The Navy Fighter Weapons School (TOPGUN) program, in which the US Navy trains the top naval aviators, is a classic American success story. Since its formation in 1969, it has taught the best naval aviators in America how to become better pilots and, above all, outstanding instructors.
In response to their performance during the Vietnam War, the US Navy leadership decided to develop a new tactical doctrine for air combat. The Navy Fighter Weapons School (TOPGUN) program was established on 3rd March 1969 at the former Naval Air Station Miramar in San Diego, California. Every second month, four F-4 Phantom crews were trained there in air-to-air tactics.
After completing the course, they returned to their units to pass on what they had learned. This concept proved so useful that it remains in place to this day. In 1996 the TOPGUN program was integrated into the Naval Strike and Air Warfare Center (NSAWC) at Naval Air Station Fallon in Nevada, which was later renamed to Naval Aviation Warfighting Development Center (NAWDC).
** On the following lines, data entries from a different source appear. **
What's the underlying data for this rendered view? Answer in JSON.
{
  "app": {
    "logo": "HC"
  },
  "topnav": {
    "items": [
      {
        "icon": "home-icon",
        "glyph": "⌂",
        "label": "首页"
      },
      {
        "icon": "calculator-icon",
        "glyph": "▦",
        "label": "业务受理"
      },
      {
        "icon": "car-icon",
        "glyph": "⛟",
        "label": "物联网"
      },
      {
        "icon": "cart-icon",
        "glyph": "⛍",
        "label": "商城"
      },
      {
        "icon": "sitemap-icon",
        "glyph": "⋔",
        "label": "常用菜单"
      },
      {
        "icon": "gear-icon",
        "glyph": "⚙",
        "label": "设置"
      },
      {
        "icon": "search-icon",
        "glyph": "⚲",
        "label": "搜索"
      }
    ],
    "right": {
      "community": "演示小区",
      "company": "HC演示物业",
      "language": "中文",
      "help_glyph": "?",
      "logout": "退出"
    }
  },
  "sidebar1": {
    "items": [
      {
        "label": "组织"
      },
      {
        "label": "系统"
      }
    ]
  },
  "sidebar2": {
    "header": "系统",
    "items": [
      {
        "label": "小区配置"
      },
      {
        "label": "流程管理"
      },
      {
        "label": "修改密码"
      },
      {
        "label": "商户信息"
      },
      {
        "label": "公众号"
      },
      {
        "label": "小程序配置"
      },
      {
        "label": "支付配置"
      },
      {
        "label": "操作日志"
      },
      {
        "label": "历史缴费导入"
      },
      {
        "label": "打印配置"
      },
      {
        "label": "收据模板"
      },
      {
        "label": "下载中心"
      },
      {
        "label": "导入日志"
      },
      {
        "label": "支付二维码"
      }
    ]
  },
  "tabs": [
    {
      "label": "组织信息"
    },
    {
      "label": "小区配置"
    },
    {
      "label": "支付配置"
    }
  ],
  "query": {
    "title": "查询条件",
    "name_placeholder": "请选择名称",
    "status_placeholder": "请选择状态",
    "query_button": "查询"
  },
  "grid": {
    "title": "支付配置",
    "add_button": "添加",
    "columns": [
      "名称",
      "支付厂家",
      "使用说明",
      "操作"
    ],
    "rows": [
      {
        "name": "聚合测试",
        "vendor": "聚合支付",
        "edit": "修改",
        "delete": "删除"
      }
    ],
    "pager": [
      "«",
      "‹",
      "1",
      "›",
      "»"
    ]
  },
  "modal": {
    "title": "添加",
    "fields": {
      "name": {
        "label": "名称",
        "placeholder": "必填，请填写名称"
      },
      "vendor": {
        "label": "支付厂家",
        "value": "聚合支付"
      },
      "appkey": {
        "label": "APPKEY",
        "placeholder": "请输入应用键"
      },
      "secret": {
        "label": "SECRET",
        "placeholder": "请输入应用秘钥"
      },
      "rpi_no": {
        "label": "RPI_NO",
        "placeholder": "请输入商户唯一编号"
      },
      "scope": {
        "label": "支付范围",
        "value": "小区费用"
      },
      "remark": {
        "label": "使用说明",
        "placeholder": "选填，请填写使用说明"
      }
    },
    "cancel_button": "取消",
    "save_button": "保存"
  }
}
Nowadays, TOPGUN conducts about three to four classes of twelve weeks’ duration per year. The course is designed to train experienced pilots and flight crews. It encompasses all aspects of strike-fighter aircraft tactics and techniques. Air-to air combat (dogfight) training, which pits the students against skilled TOPGUN instructors, is a key element.
Rather than only perfecting the flying skills of individuals, the emphasis of the course lies in teaching each participant how to become a better instructor. Even though TOPGUN trains only a select few, their knowledge and expertise will trickle down to every tactical fighter pilot and air crew in the US Navy and Marine Corps.
Since TOPGUN was established in 1969, over one thousand participants have successfully graduated from the program. They are part of an exclusive circle and arguably rank among the best strike-fighter pilots in the world. For them, TOPGUN is much more than just military training; it is also training that they can apply to their everyday life. Striving to pursue excellence, accepting failure and learning from it, are just some of the lessons that graduates take with them when they leave the Nevada desert.